Locum tenens isn’t for everyone. I’ve gotten used to going to work immediately with little or no orientation. Maybe that’s because no matter where I go, things are usually pretty similar. The names and faces change, but the routines, the challenges and the rewards remain the same.

Image: CBS

Good Bye, Old Paint

He was the medical director of an Ob/Gyn clinic for the indigent in a southwestern town near the Mexican border. In its heyday, eight midwives and three physicians—including a near-deaf Catholic nun whose car sported an “Ordain Women!” bumper sticker—handled thousands of patient visits a year and delivered more than 130 babies each month.

Poor folk are never a priority for the health care system, even less so if they are black, Hispanic or worse a border-jumper. Many of the patients gave the same rural mailbox number for an address, having paid the “coyotes” thousands of dollars to be smuggled into the US. I can’t say I blame them, because I’d had to deal with the consequences of poor obstetrical care some of them had gotten across the border.

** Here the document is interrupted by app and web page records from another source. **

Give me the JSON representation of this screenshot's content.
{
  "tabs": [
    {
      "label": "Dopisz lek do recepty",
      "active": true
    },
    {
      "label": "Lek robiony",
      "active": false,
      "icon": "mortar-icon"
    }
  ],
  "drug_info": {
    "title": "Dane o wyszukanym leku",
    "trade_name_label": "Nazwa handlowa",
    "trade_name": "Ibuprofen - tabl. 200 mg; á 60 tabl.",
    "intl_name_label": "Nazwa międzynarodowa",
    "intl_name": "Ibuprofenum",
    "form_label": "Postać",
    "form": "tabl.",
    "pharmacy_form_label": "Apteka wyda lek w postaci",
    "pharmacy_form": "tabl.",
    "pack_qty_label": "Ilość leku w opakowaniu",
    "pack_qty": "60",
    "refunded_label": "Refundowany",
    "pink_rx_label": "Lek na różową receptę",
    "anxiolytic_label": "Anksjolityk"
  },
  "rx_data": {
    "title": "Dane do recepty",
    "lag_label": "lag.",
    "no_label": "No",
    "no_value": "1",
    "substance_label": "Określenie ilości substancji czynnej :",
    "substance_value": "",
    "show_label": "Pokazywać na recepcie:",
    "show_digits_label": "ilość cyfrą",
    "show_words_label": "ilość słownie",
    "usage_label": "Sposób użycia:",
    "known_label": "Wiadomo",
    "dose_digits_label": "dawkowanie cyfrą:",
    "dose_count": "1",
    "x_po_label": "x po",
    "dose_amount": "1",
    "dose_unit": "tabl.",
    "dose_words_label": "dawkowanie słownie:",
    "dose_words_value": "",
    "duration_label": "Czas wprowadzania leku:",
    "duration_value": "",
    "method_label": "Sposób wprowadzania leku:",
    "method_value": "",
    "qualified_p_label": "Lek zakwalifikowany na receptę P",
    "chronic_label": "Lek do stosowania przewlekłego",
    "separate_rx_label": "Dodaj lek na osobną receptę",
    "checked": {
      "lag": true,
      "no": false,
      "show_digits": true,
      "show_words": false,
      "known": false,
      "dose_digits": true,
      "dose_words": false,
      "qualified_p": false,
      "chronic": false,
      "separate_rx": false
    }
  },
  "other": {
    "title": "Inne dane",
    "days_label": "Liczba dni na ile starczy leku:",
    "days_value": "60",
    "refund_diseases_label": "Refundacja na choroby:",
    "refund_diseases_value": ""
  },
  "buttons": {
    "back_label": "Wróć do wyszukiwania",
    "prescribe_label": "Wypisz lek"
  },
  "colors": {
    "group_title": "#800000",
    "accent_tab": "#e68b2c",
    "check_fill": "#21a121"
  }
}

I first met him in 2000 when I worked as a locum tenens physician at the clinic for seven months. At that time he was in his late 50’s, a slight man with thick brown hair and glasses whose quiet demeanor sometimes produced a wry joke that both surprised and amused. I thought he was a kind and decent man, even after I found out he was a staunch Republican and had his picture taken with George W. Bush at an inaugural ball. I’m not sure he ever acknowledged the irony of devoting his life’s work to people the Republican Party despised.

But a sadness always surrounded him as if he recognized the futility of the task while refusing to give in. The hospital expected the clinic to be profitable but funding was always a problem. Private physicians in other specialties never wanted to see the patients in consultation. Some of the hospital staff treated them as vermin. He did his best but most of the time, unlike Sisyphus, the stone never got anywhere near the top of the mountain before falling back.

As often happens, he was pushed out in favor of younger (and less expensive) physicians. He retired a little farther north where he lived before taking his own life the day after Christmas, 2012. His ashes were buried on a ranch in the western state where he’d first practiced—a fitting repose for an old hand.

“Why?” will forever remain unanswered. Was it being discarded like an old pair of shoes? Was being a physician his entire identity and, lacking that, his raison d’être had evaporated? Or had he just reached the end of his trail, tired and dispirited?

He may never have realized to how many people’s lives he brought comfort and healing, but those of us who bore witness will never forget.

Photo credit: CanStock Photo